Porter is elusive with his dribble, creating separation by tricking his matchup into going one way as he maneuvers to the other. He’s also a skilled bait artist who gets defenders in the air. With his proclivity to attack through pick-and-roll and having a reliable jump shot, he should torch drop coverage at the next level. And, while at JUCO, he operated in a different role, as an off-ball threat. He’s touted as a point guard but has combo skills.

In the pro game, the prospect could turn into a more threatening driver playing in a spacier interior.

Despite his short wingspan at 6-foot-4, Porter still contributes on defense. He’s got solid instincts to unsettle the passing lanes, and he harasses opponents on the break and in the halfcourt with chase downs too. Porter is the first player in Wichita State history to lead the squad in rebounds, assists, steals and blocks, as Fedor expressed in his report.

When asked how many positions he can cover on the Draft Deeper Podcast, Porter said he can guard three to four. “Some of those dudes just [are] a little too tall.”

When ball handlers beat him, Porter doesn’t give up on the play and recovers decently, sometimes creating blocks at the elbow. As a helper, he rejects attempts, too, when challengers least expect it.

Eight other groups lurked around Porter because he is ready for instantaneous benefactions. Fedor reported that the Miami Heat was one of those teams he worked out for. As of today, the reigning Eastern Conference champs are likely the best in the league at developing talent. The Cavs made a savvy pickup and kept Porter away from them.

Next. Player comparisons for Cavaliers’ Emoni Bates. dark

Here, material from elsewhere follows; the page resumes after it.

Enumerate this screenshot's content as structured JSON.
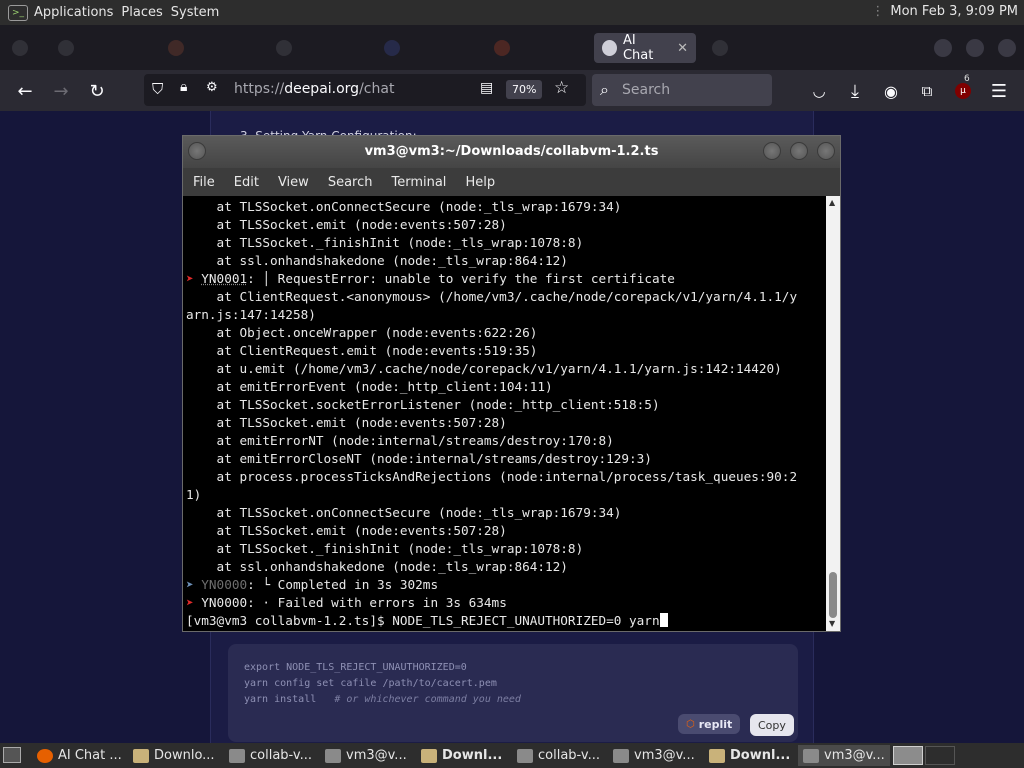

Who says he can’t turn into an approximation of Marcus Smart defensively or a steady game manager on O? It’s now on the Cavs to unlock his potential on both sides.